**Directions for this task:**
For each line in the data below that has the word "Geburtstag", copy that line.

### Provided entries ###

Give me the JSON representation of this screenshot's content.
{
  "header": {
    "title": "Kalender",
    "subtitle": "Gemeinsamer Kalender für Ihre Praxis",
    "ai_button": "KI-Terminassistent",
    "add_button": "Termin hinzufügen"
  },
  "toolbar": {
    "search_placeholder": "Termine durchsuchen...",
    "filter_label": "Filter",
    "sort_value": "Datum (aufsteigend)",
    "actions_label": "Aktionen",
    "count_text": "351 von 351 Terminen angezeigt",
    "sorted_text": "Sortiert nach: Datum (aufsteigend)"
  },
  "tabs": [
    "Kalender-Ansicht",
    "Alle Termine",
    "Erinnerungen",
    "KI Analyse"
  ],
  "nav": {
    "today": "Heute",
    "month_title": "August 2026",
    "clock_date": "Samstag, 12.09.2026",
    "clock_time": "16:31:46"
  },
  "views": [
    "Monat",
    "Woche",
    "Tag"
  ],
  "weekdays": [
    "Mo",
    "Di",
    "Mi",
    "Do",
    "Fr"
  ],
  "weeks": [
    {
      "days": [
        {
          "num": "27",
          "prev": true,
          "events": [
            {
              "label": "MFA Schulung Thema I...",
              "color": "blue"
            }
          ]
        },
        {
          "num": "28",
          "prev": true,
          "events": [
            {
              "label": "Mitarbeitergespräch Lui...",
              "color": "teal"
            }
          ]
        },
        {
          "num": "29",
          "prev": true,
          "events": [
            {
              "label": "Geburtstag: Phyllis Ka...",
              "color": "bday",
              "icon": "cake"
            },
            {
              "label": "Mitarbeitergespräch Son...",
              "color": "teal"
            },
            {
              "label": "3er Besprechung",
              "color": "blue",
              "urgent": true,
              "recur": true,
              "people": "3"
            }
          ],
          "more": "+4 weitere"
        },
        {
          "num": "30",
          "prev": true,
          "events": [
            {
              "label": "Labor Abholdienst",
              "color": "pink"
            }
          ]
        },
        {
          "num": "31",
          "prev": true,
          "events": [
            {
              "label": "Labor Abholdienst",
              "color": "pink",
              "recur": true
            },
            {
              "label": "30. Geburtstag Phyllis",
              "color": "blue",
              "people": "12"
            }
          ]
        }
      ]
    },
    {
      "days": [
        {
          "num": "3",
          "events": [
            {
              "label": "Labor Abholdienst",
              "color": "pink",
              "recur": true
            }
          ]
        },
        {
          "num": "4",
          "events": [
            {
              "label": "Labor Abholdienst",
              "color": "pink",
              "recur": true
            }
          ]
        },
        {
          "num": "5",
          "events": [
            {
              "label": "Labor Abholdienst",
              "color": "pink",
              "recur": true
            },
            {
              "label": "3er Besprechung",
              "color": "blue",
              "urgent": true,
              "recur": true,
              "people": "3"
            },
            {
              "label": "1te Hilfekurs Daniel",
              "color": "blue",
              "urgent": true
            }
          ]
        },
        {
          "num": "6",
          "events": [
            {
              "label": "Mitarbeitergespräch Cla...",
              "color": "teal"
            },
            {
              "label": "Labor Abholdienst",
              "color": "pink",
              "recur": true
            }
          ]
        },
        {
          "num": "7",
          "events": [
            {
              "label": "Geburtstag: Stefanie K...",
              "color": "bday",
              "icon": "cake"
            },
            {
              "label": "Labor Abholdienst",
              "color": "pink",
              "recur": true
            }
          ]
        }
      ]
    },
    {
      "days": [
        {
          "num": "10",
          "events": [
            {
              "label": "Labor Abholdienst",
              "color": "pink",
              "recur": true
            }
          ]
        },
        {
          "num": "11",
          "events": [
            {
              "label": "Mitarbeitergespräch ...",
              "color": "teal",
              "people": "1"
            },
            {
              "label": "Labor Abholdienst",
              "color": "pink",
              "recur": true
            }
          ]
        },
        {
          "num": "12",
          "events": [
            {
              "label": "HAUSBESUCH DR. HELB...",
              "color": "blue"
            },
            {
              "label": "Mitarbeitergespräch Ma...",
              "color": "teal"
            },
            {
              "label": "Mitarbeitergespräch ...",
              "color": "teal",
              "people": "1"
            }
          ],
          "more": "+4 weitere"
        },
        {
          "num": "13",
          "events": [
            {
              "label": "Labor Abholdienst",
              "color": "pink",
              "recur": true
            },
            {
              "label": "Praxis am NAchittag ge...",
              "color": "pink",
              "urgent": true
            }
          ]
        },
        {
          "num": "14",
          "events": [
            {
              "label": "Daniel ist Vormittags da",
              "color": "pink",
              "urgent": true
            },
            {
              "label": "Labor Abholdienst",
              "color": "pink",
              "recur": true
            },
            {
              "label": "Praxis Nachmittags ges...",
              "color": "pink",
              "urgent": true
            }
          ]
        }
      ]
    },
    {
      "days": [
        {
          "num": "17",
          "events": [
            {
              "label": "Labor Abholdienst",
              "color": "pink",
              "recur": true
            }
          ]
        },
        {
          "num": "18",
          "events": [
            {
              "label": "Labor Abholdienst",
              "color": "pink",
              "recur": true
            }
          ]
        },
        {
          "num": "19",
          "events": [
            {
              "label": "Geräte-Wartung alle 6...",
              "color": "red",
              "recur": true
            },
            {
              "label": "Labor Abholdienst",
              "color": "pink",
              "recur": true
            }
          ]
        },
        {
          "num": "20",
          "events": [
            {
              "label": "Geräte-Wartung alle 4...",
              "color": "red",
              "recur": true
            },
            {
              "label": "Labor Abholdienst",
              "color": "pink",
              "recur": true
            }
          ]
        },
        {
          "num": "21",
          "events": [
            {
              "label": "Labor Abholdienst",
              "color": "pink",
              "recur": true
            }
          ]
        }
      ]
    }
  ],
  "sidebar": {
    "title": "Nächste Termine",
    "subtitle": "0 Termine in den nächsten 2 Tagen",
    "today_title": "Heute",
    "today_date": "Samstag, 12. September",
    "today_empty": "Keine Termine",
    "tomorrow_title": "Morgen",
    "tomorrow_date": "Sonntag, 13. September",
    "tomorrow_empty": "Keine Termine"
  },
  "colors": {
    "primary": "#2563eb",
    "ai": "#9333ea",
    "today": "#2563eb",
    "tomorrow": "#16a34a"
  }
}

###

**Result below:**
              "label": "Geburtstag: Phyllis Ka...",
              "label": "30. Geburtstag Phyllis",
              "label": "Geburtstag: Stefanie K...",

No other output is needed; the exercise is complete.